Christmas market vendors could return to a Bath street after a successful experiment last year.
Construction work around the Abbey forced Visit Bath to look further afield in 2018 and it set its sights on Milsom Street, which was transformed for the 18-day event.
It now wants permission to install 26 chalets and three mobile catering pitches in the road, and spill out into New Bond Street and Bond Street in order to “maximise public safety and improve crowd flow”.
Some 404,000 people visited Bath’s Christmas market last year, down from 409,000 in 2017, mirroring a national trend.
A Visit Bath spokesperson said: “Bath Christmas Market delivers in excess of £30million into the city – which shows that the event continues to be of huge economic benefit to Bath.
“We consider the market’s extension into Milsom Street a great success and we received lots of positive feedback from residents, visitors, stallholders and local retailers.
“The footprint had a very positive impact on Christmas sales and footfall figures for businesses in this area.
“Subject to planning, we aim to return to Orange Grove, once the Abbey’s Footprint project is complete, as well as continue to have chalets in Milsom Street.”
Visit Bath is consulting with stakeholders and will hold ongoing drop-in sessions so issues can be raised.
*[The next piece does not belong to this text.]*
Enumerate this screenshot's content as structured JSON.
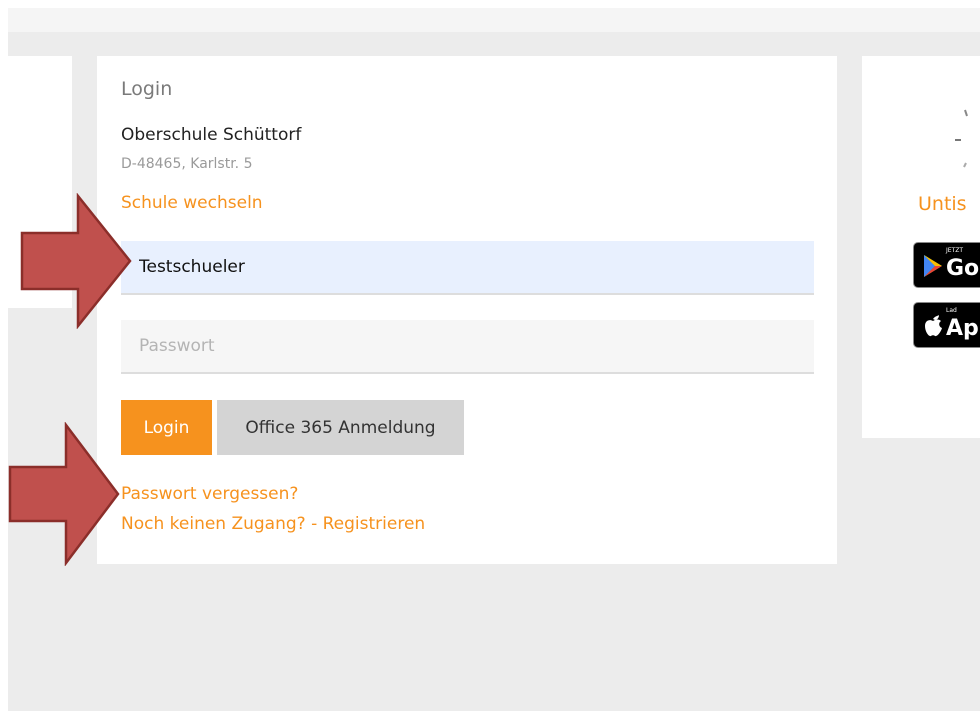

It says it will ensure that full consideration is given to local businesses and residents during the event.
Road closures will be in place on Milsom Street, Quiet Street, New Bond Street and Green Street before, during and after the event, and parking will be restricted in George Street.
There will be 25 retail chalets, one catering chalet and three mobile catering pitches in and around Milsom Street – among 150 chalets across the city.
They will be positioned in the road so pavements, business doorways or window displays will not be obstructed or restricted in any way. There will also be sufficient space for emergency vehicles requiring access to the area.
Security will be on site 24 hours a day.
Bath Christmas Market is one of the South West’s largest open public events, and the organisers have a plan on how to prevent terrorism.
The application says: “A vehicle offers a convenient delivery mechanism for a large explosive device as well as the vehicle itself being used as used as a weapon.
“In conjunction with the Bath Christmas market existing hostile mitigation plan, Visit Bath will consider all ingress and egress routes that lead both directly and indirectly to Milsom Street and other market areas and will explain how the threat from a hostile vehicle can be reduced using a combination of physical barriers and improved monitoring systems.”
The Christmas market will run from Thursday 28th November to Sunday 15th December.
Bath and North East Somerset Council will decide the fate of the planning application.
Stephen Sumner, Local Democracy Reporter